Though gastric banding may be reversible once results are achieved, complications can still arise throughout the entire duration of the weight loss program. One study noted that nearly 40 percent of patients who had gastric banding surgery experienced the following life-threatening complications:
- Band erosion
- Kidney stones
- Liver failure
- Bowel and gallbladder problems
- Abnormal band expansion
- Increased risk of death
The second type of bariatric surgery is gastric bypass. It involves stapling your stomach until it creates two stomachs — one small and one large stomach, similar to gastric banding. Then, a small hole is made in the small stomach that is connected to the small intestine, hence the "bypass." Your food also enters the small pouch first, so you're tricking yourself into feeling fuller quicker than normal. The pouch is typically made to hold only an ounce of food — an extremely small volume.
If your food is not chewed thoroughly, there's a chance it won't pass through the hole leading to the small intestine, increasing your risk of vomiting. It is necessary to eat your meals piece by piece, since nothing substantial would fit into the artificially reduced stomach. Beverages will be limited 45 minutes before and after a meal, because they'll take up all the space of your pouch and prevent any actual eating.
Another disadvantage of gastric bypass is the need to remove certain foods from your diet, such as skins of fruits and vegetables, where the bulk of antioxidants are found. Suffice to say, this is NOT an ideal way of losing weight because you are forcefully limiting yourself in a very drastic way.
Proper Diet and Fasting: A Safer Method for Weight Management
Bariatric surgery may seem like a quick way out, but it is a path strewn with dangerous obstacles. The ideal way to safely lose weight and even reverse your diabetes is through a healthy and well-balanced diet. Following healthy eating guidelines — and incorporating healthy lifestyle strategies such as high-quality sleep and optimizing your vitamin D levels — will put you on the path to proper weight management:
- Avoiding unhealthy trans fats from processed foods and food cooked with partially hydrogenated oil
- Eliminating sugar, especially fructose, and grains from your diet
- Eating organic fruits and vegetables that are rich in fiber and nutrients, reducing inflammation throughout your body and promoting a healthy digestive tract
- Getting healthy omega-3 fats from sources such as wild-caught salmon or supplements like krill oil to help reduce your risk of heart disease
- Eating fermented foods to introduce good bacteria into your digestive system
Another effective way to help you manage your weight and diabetes is intermittent fasting. It's a scheduled eating plan where you take you take your meals within a six- to eight-hour window, starting at noontime. This method was inspired by our ancestors, who did not have access to food throughout the day.
The benefits of this method include switching your energy source from sugar to fat, which helps in weight management. It also normalizes your ghrelin levels, or your hunger hormone, helping preventing overeating. Intermittent fasting can even help optimize insulin sensitivity.

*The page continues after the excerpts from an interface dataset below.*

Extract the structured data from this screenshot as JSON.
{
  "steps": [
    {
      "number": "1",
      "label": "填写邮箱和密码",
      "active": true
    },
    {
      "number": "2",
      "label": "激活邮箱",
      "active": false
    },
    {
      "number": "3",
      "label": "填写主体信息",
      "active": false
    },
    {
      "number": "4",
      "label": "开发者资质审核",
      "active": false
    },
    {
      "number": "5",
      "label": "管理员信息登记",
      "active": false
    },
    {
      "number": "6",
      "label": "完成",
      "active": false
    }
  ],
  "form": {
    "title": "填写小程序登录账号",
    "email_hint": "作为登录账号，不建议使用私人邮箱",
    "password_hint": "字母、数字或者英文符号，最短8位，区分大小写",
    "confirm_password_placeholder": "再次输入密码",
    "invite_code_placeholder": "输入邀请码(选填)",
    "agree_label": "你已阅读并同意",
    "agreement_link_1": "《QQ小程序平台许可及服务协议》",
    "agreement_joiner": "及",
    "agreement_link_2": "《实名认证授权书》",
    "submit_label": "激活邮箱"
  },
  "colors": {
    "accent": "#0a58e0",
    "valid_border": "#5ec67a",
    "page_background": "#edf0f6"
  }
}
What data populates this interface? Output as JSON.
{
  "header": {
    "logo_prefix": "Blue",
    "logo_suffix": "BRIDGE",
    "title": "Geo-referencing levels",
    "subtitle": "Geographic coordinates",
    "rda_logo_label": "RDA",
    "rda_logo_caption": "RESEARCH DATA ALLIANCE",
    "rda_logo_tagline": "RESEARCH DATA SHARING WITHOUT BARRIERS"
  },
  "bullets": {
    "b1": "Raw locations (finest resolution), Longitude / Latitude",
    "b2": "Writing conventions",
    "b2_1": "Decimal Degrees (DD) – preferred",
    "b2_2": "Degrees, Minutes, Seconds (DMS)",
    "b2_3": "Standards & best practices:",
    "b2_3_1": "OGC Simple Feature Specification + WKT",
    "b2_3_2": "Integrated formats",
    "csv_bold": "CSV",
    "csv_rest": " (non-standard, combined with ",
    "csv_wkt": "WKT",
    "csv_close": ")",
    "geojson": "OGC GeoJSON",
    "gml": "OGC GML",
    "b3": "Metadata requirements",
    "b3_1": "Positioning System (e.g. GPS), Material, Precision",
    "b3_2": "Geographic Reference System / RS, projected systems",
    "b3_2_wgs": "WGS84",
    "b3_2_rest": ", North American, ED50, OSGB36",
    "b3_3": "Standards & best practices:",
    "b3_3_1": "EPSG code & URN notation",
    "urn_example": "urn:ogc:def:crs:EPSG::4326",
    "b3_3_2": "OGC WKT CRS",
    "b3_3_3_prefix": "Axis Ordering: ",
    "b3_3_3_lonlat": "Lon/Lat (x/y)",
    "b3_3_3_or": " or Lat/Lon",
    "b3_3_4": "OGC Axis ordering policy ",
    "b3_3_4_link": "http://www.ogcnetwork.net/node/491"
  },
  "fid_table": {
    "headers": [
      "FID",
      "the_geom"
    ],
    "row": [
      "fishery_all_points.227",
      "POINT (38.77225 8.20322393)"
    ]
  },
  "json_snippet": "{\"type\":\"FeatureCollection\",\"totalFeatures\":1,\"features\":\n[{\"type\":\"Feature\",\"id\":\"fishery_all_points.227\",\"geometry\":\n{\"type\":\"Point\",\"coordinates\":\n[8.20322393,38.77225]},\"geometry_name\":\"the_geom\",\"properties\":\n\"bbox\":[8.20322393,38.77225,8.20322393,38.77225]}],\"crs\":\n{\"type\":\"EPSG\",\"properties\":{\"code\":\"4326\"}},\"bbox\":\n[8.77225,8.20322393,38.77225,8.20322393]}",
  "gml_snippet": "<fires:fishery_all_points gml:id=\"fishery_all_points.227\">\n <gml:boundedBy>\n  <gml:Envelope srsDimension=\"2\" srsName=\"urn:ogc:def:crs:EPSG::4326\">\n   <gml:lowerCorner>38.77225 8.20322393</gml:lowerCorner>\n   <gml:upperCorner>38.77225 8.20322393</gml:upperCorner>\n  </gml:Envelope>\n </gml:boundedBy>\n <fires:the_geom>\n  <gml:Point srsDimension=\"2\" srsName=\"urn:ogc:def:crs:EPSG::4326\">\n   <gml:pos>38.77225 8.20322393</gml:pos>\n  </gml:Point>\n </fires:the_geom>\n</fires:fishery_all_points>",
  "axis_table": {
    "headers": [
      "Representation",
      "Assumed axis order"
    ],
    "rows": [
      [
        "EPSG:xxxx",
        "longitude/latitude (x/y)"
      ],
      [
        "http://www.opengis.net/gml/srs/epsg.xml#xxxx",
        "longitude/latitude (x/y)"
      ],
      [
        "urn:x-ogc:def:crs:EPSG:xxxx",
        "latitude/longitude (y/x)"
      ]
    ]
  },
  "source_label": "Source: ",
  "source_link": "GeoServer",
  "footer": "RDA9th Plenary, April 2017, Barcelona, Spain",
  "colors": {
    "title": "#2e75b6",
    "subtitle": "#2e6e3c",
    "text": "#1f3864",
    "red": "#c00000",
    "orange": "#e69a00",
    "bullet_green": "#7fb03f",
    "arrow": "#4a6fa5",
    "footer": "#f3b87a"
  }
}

Losing weight and reversing diabetes don't need drastic (and extremely expensive) measures such as surgery because there are safer ways to achieve a healthier body. To learn more about the dangers of weight loss surgery, read my article "Why Weight Loss Surgery Is NOT a Sound Treatment Choice for Type 2 Diabetes."